(Data records for software interfaces)
★ ★ ★
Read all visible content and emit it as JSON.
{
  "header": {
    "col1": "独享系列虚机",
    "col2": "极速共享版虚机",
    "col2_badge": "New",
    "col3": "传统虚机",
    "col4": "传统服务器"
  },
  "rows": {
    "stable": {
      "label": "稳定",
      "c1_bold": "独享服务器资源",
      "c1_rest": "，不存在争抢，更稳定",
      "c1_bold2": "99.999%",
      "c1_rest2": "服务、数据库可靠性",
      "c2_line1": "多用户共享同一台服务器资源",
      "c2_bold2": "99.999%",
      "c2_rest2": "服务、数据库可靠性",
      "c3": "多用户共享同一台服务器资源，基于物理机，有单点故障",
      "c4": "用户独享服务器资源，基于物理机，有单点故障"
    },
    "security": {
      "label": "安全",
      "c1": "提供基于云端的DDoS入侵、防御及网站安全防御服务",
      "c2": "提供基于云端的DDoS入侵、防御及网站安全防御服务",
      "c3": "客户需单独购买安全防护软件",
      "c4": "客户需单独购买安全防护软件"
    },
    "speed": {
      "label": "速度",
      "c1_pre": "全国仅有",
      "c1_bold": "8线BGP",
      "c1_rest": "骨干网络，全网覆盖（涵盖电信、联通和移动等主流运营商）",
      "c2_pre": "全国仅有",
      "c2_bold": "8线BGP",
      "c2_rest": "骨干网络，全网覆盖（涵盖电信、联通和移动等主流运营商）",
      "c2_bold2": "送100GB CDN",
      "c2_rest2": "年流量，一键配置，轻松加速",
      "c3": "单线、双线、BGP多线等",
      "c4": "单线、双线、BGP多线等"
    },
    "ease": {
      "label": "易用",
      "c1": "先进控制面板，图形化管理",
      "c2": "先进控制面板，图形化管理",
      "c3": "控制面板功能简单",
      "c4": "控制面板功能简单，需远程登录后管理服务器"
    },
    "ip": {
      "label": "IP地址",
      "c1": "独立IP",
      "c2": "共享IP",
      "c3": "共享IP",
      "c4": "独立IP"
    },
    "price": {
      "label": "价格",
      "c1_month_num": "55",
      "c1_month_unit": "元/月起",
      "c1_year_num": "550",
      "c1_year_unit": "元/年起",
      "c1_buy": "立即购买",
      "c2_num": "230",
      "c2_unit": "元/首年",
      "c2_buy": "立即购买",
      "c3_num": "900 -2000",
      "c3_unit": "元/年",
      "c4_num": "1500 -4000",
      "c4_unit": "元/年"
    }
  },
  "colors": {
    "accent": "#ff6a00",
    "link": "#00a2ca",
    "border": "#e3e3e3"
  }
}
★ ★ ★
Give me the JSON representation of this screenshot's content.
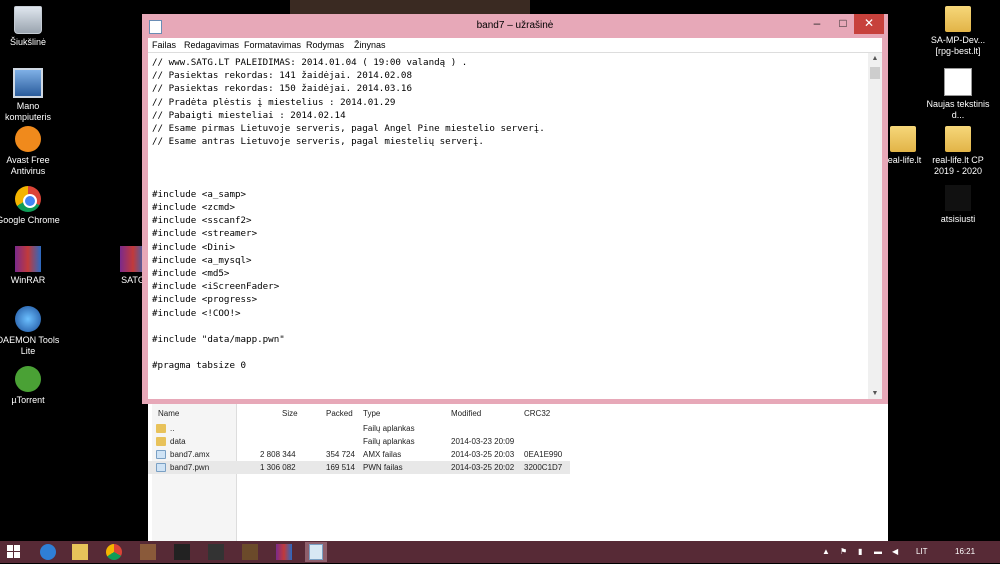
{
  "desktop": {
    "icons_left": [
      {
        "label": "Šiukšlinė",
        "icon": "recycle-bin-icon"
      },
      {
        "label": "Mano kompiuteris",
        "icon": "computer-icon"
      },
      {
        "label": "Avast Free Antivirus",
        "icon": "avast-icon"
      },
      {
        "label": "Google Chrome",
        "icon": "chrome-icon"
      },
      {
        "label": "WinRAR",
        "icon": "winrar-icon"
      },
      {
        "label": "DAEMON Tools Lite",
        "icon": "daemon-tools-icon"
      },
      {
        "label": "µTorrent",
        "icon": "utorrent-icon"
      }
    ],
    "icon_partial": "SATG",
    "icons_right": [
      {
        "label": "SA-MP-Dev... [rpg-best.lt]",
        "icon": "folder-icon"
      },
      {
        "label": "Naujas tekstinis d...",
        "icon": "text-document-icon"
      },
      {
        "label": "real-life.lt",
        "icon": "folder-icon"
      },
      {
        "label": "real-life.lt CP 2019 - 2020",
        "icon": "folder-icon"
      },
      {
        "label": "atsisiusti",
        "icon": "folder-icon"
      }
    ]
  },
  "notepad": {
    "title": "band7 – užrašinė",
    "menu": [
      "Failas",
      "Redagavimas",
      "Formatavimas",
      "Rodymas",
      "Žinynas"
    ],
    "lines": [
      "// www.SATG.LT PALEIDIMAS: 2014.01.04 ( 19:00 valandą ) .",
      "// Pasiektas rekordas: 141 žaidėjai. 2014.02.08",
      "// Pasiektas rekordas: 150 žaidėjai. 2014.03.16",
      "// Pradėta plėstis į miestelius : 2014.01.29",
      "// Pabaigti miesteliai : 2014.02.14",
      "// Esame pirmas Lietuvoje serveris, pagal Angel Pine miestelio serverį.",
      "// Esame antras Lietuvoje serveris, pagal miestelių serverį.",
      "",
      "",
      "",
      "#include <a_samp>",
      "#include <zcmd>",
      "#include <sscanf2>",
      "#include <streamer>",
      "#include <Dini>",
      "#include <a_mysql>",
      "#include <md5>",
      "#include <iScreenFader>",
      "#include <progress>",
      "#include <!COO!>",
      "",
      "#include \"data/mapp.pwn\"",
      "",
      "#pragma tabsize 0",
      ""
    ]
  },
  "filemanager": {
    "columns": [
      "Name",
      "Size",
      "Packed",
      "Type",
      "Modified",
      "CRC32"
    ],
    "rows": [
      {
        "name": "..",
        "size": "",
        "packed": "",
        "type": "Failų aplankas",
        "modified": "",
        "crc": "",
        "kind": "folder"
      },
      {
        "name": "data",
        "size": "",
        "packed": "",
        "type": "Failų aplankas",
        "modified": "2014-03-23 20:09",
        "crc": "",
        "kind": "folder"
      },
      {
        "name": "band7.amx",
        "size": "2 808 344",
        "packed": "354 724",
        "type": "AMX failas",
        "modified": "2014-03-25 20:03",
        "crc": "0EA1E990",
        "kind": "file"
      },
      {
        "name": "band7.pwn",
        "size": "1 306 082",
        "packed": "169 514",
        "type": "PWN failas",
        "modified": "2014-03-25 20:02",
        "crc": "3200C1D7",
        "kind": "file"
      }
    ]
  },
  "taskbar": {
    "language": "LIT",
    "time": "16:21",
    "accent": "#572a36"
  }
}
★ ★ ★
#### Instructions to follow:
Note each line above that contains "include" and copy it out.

#### Finished exercise:
      "#include <a_samp>",
      "#include <zcmd>",
      "#include <sscanf2>",
      "#include <streamer>",
      "#include <Dini>",
      "#include <a_mysql>",
      "#include <md5>",
      "#include <iScreenFader>",
      "#include <progress>",
      "#include <!COO!>",
      "#include \"data/mapp.pwn\"",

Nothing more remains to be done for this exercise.